REQUIREMENT:
Every line below that holds the string "JSON" must be copied.

───

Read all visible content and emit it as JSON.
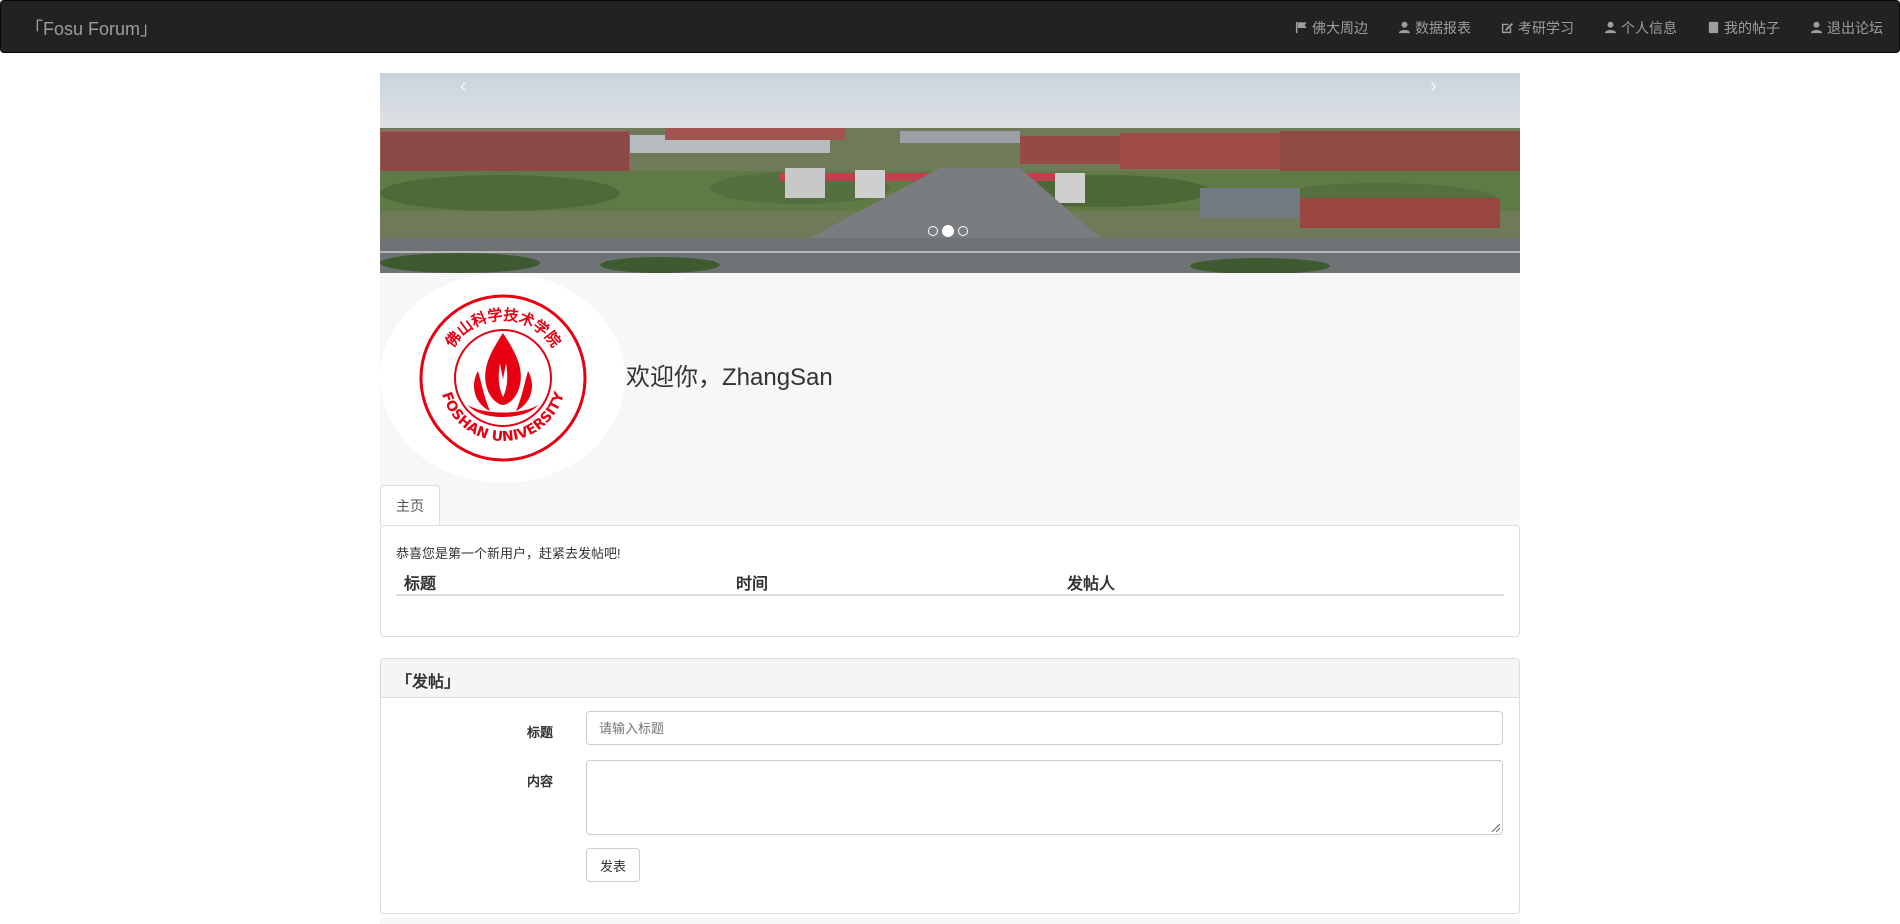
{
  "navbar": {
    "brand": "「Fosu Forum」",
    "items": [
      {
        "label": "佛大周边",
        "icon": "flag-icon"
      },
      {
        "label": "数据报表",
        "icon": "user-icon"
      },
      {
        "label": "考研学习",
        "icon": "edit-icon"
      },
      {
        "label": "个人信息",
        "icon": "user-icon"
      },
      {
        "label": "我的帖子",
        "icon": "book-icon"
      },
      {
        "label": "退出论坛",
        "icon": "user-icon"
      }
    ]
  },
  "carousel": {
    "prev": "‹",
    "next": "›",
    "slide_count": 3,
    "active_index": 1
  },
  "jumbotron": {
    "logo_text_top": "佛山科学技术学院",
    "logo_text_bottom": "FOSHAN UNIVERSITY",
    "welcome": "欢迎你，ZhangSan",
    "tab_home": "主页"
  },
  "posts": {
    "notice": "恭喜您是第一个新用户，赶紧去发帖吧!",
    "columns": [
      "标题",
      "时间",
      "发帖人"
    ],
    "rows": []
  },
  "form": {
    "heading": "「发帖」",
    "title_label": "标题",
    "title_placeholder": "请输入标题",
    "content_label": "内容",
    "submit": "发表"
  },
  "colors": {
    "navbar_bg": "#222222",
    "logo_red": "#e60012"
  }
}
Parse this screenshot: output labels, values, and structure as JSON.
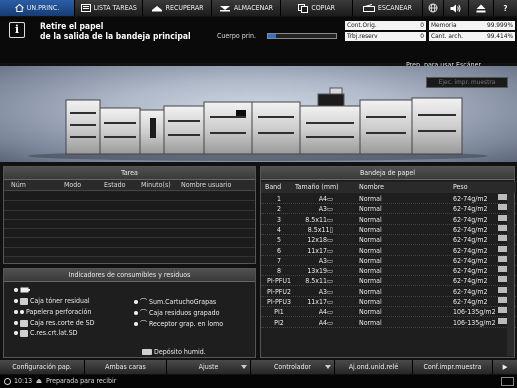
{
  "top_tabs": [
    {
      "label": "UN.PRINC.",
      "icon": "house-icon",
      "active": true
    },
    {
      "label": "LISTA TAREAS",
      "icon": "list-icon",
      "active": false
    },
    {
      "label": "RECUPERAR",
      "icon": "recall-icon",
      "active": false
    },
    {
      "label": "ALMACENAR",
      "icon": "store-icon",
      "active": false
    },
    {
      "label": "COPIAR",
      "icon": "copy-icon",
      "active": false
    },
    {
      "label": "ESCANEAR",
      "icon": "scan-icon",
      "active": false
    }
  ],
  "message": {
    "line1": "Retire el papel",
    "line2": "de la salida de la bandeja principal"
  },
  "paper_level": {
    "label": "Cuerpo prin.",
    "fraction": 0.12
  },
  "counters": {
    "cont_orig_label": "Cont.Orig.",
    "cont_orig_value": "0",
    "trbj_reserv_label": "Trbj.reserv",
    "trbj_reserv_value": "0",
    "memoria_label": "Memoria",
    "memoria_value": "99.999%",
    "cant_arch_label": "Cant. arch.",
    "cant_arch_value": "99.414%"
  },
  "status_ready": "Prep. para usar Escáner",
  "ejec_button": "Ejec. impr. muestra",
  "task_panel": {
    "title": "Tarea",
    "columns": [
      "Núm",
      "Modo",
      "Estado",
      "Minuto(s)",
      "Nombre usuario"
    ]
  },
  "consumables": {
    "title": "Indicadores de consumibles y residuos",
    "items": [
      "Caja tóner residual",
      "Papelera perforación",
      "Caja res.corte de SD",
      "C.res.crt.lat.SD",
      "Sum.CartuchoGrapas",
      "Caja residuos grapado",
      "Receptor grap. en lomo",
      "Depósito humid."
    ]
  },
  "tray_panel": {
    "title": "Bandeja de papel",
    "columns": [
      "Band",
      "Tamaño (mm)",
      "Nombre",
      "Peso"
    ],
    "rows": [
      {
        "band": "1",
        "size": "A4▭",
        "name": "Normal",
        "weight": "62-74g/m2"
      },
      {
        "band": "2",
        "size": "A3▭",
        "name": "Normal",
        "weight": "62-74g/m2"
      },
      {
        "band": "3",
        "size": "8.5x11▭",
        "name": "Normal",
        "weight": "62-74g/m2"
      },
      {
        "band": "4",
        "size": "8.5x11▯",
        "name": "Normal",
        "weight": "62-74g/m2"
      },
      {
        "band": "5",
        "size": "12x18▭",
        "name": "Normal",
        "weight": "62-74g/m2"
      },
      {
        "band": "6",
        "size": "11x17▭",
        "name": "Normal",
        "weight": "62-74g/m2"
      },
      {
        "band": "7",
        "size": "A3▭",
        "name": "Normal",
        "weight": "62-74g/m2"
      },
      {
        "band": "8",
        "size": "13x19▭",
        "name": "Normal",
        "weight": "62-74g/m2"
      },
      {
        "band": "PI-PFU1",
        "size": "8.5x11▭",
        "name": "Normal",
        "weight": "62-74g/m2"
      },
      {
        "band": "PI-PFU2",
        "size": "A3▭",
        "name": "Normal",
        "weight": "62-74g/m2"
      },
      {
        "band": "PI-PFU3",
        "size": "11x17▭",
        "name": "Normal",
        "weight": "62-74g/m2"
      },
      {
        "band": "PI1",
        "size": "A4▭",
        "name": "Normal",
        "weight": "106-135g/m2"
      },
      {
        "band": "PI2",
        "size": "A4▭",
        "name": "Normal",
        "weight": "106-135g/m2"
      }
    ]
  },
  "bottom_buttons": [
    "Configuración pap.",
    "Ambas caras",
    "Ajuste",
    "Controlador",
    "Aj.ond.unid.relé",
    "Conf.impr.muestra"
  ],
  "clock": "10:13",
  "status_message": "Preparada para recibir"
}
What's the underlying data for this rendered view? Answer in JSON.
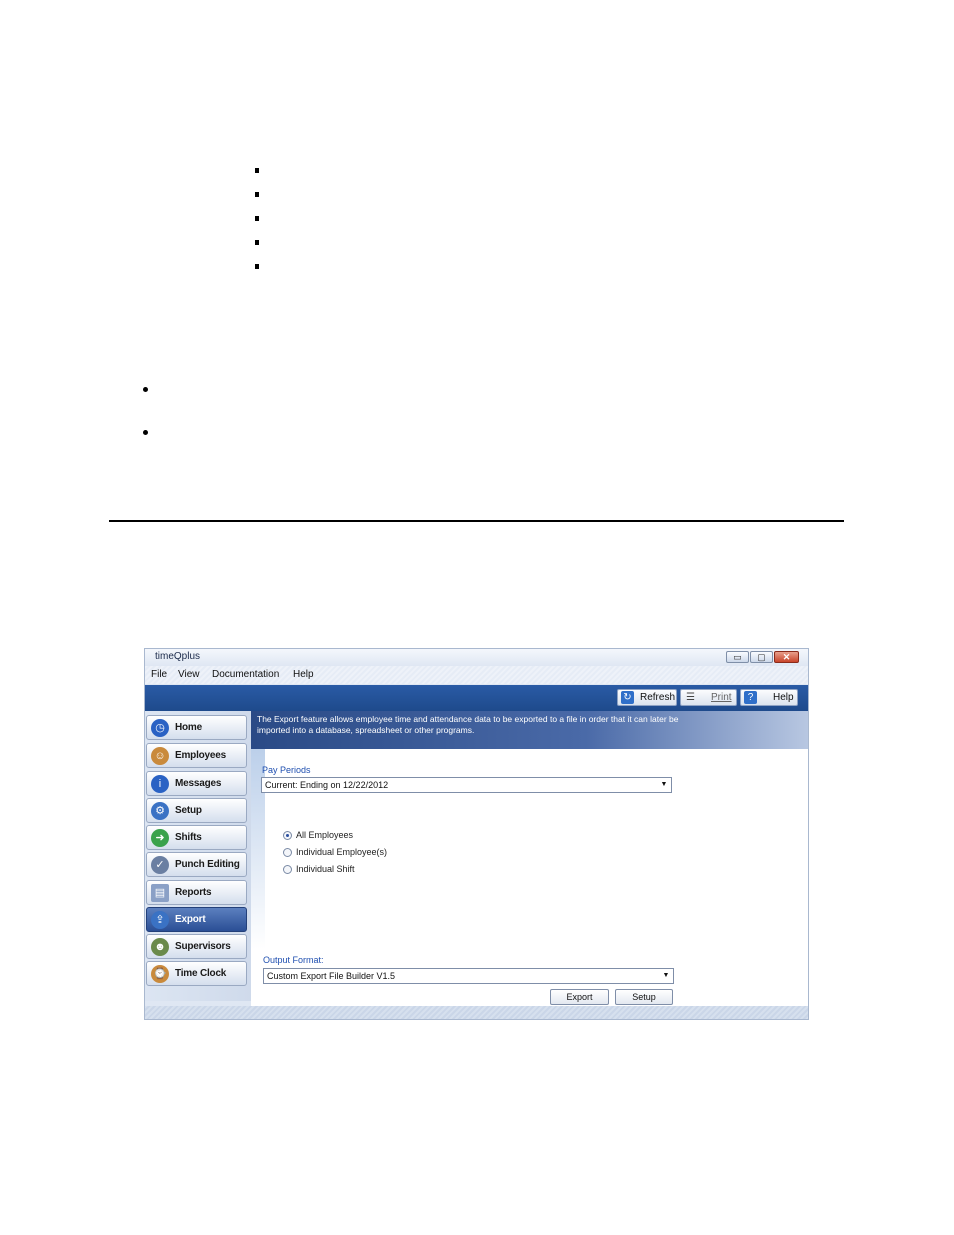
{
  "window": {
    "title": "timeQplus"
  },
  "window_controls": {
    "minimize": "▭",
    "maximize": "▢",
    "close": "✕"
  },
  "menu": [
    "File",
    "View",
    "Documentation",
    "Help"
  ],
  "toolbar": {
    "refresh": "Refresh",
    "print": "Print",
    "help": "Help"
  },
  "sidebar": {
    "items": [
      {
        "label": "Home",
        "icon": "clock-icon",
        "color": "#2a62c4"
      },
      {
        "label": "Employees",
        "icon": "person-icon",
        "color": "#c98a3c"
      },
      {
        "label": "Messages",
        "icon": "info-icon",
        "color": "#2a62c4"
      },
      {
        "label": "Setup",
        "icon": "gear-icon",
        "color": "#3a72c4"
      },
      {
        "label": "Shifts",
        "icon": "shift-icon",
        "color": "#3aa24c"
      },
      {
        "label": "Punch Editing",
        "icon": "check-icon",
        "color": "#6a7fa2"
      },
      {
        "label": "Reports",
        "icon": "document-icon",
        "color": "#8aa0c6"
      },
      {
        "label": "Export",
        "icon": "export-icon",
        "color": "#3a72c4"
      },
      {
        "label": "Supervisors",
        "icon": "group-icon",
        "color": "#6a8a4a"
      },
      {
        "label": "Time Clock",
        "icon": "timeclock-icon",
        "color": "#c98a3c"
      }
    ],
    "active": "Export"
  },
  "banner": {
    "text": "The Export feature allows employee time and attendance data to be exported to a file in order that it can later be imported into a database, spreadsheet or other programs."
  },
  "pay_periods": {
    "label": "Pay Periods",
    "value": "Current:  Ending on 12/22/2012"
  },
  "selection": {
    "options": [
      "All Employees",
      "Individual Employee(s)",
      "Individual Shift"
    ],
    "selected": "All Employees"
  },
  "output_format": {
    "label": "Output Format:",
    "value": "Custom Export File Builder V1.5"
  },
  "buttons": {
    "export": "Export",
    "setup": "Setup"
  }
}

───

RESPONSE TO THIS EXERCISE:
Read all visible content and emit it as JSON.
Parse this screenshot: output labels, values, and structure as JSON.
What's the underlying data for this rendered view? Answer in JSON.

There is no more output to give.